Element data from apps and pages:

# # # #

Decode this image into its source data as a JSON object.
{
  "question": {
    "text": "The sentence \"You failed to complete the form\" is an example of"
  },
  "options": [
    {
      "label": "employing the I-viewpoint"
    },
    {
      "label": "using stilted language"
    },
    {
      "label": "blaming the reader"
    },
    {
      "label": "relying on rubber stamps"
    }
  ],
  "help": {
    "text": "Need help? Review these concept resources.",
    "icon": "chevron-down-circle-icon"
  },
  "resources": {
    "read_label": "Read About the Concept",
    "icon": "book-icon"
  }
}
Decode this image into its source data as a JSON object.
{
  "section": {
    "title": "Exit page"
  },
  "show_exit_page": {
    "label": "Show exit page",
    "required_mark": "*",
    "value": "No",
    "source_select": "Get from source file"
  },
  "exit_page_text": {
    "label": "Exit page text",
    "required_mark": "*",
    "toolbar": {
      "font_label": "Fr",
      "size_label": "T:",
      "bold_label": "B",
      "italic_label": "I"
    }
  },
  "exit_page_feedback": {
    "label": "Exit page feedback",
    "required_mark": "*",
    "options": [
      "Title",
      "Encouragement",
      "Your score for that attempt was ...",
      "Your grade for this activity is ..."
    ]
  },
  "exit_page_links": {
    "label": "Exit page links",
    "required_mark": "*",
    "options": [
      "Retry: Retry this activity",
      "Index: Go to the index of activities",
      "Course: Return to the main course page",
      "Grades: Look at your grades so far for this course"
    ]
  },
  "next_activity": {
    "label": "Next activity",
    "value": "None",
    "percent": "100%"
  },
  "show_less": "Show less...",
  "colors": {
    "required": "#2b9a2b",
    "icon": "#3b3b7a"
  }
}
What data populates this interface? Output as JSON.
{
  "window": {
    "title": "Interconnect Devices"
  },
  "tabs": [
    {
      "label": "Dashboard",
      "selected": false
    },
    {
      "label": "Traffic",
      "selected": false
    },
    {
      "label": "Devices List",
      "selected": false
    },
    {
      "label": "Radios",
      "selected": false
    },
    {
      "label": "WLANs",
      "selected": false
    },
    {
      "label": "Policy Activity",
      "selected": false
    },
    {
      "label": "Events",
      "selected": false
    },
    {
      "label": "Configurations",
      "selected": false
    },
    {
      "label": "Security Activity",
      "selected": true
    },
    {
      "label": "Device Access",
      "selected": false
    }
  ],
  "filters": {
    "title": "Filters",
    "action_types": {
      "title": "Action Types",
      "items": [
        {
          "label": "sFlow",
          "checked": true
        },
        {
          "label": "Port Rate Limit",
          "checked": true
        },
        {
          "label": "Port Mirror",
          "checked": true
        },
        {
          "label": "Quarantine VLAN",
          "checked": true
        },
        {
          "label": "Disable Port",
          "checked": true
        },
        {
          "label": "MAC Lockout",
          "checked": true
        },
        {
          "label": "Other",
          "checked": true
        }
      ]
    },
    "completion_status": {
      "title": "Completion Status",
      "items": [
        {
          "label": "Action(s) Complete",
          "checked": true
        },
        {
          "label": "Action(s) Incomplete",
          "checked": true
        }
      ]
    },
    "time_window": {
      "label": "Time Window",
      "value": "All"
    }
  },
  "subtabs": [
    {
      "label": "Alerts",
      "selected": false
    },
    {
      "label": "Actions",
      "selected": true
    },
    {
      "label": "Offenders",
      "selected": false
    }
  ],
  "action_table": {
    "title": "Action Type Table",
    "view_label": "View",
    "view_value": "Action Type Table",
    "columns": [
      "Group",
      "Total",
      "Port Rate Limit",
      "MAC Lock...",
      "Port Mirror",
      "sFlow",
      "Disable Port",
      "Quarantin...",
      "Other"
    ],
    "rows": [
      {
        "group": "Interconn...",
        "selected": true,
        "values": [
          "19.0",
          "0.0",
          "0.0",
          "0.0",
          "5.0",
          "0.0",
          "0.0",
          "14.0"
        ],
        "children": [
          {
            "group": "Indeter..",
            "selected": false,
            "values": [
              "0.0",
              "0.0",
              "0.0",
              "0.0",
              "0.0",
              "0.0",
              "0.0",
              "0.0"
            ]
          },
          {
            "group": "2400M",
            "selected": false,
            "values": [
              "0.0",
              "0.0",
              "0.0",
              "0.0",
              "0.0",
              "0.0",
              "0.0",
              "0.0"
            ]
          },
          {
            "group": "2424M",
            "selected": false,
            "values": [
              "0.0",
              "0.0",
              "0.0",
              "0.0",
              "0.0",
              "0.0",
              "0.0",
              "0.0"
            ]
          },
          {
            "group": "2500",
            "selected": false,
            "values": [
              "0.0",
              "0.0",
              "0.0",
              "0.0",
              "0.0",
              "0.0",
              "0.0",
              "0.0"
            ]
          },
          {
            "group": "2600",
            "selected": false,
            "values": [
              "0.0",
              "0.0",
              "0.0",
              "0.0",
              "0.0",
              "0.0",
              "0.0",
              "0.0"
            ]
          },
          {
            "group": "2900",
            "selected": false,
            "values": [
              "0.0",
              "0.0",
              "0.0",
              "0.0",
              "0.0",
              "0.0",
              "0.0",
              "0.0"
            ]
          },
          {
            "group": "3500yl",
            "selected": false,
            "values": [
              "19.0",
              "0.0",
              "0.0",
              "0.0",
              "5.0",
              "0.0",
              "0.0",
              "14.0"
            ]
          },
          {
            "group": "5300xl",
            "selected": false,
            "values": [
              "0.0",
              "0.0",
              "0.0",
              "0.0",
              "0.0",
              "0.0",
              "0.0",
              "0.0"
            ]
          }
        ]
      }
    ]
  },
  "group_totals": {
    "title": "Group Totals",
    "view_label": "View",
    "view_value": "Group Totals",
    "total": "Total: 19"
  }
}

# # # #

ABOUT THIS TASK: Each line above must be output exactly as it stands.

TASK ANSWER:
Decode this image into its source data as a JSON object.
{
  "question": {
    "text": "The sentence \"You failed to complete the form\" is an example of"
  },
  "options": [
    {
      "label": "employing the I-viewpoint"
    },
    {
      "label": "using stilted language"
    },
    {
      "label": "blaming the reader"
    },
    {
      "label": "relying on rubber stamps"
    }
  ],
  "help": {
    "text": "Need help? Review these concept resources.",
    "icon": "chevron-down-circle-icon"
  },
  "resources": {
    "read_label": "Read About the Concept",
    "icon": "book-icon"
  }
}
Decode this image into its source data as a JSON object.
{
  "section": {
    "title": "Exit page"
  },
  "show_exit_page": {
    "label": "Show exit page",
    "required_mark": "*",
    "value": "No",
    "source_select": "Get from source file"
  },
  "exit_page_text": {
    "label": "Exit page text",
    "required_mark": "*",
    "toolbar": {
      "font_label": "Fr",
      "size_label": "T:",
      "bold_label": "B",
      "italic_label": "I"
    }
  },
  "exit_page_feedback": {
    "label": "Exit page feedback",
    "required_mark": "*",
    "options": [
      "Title",
      "Encouragement",
      "Your score for that attempt was ...",
      "Your grade for this activity is ..."
    ]
  },
  "exit_page_links": {
    "label": "Exit page links",
    "required_mark": "*",
    "options": [
      "Retry: Retry this activity",
      "Index: Go to the index of activities",
      "Course: Return to the main course page",
      "Grades: Look at your grades so far for this course"
    ]
  },
  "next_activity": {
    "label": "Next activity",
    "value": "None",
    "percent": "100%"
  },
  "show_less": "Show less...",
  "colors": {
    "required": "#2b9a2b",
    "icon": "#3b3b7a"
  }
}
What data populates this interface? Output as JSON.
{
  "window": {
    "title": "Interconnect Devices"
  },
  "tabs": [
    {
      "label": "Dashboard",
      "selected": false
    },
    {
      "label": "Traffic",
      "selected": false
    },
    {
      "label": "Devices List",
      "selected": false
    },
    {
      "label": "Radios",
      "selected": false
    },
    {
      "label": "WLANs",
      "selected": false
    },
    {
      "label": "Policy Activity",
      "selected": false
    },
    {
      "label": "Events",
      "selected": false
    },
    {
      "label": "Configurations",
      "selected": false
    },
    {
      "label": "Security Activity",
      "selected": true
    },
    {
      "label": "Device Access",
      "selected": false
    }
  ],
  "filters": {
    "title": "Filters",
    "action_types": {
      "title": "Action Types",
      "items": [
        {
          "label": "sFlow",
          "checked": true
        },
        {
          "label": "Port Rate Limit",
          "checked": true
        },
        {
          "label": "Port Mirror",
          "checked": true
        },
        {
          "label": "Quarantine VLAN",
          "checked": true
        },
        {
          "label": "Disable Port",
          "checked": true
        },
        {
          "label": "MAC Lockout",
          "checked": true
        },
        {
          "label": "Other",
          "checked": true
        }
      ]
    },
    "completion_status": {
      "title": "Completion Status",
      "items": [
        {
          "label": "Action(s) Complete",
          "checked": true
        },
        {
          "label": "Action(s) Incomplete",
          "checked": true
        }
      ]
    },
    "time_window": {
      "label": "Time Window",
      "value": "All"
    }
  },
  "subtabs": [
    {
      "label": "Alerts",
      "selected": false
    },
    {
      "label": "Actions",
      "selected": true
    },
    {
      "label": "Offenders",
      "selected": false
    }
  ],
  "action_table": {
    "title": "Action Type Table",
    "view_label": "View",
    "view_value": "Action Type Table",
    "columns": [
      "Group",
      "Total",
      "Port Rate Limit",
      "MAC Lock...",
      "Port Mirror",
      "sFlow",
      "Disable Port",
      "Quarantin...",
      "Other"
    ],
    "rows": [
      {
        "group": "Interconn...",
        "selected": true,
        "values": [
          "19.0",
          "0.0",
          "0.0",
          "0.0",
          "5.0",
          "0.0",
          "0.0",
          "14.0"
        ],
        "children": [
          {
            "group": "Indeter..",
            "selected": false,
            "values": [
              "0.0",
              "0.0",
              "0.0",
              "0.0",
              "0.0",
              "0.0",
              "0.0",
              "0.0"
            ]
          },
          {
            "group": "2400M",
            "selected": false,
            "values": [
              "0.0",
              "0.0",
              "0.0",
              "0.0",
              "0.0",
              "0.0",
              "0.0",
              "0.0"
            ]
          },
          {
            "group": "2424M",
            "selected": false,
            "values": [
              "0.0",
              "0.0",
              "0.0",
              "0.0",
              "0.0",
              "0.0",
              "0.0",
              "0.0"
            ]
          },
          {
            "group": "2500",
            "selected": false,
            "values": [
              "0.0",
              "0.0",
              "0.0",
              "0.0",
              "0.0",
              "0.0",
              "0.0",
              "0.0"
            ]
          },
          {
            "group": "2600",
            "selected": false,
            "values": [
              "0.0",
              "0.0",
              "0.0",
              "0.0",
              "0.0",
              "0.0",
              "0.0",
              "0.0"
            ]
          },
          {
            "group": "2900",
            "selected": false,
            "values": [
              "0.0",
              "0.0",
              "0.0",
              "0.0",
              "0.0",
              "0.0",
              "0.0",
              "0.0"
            ]
          },
          {
            "group": "3500yl",
            "selected": false,
            "values": [
              "19.0",
              "0.0",
              "0.0",
              "0.0",
              "5.0",
              "0.0",
              "0.0",
              "14.0"
            ]
          },
          {
            "group": "5300xl",
            "selected": false,
            "values": [
              "0.0",
              "0.0",
              "0.0",
              "0.0",
              "0.0",
              "0.0",
              "0.0",
              "0.0"
            ]
          }
        ]
      }
    ]
  },
  "group_totals": {
    "title": "Group Totals",
    "view_label": "View",
    "view_value": "Group Totals",
    "total": "Total: 19"
  }
}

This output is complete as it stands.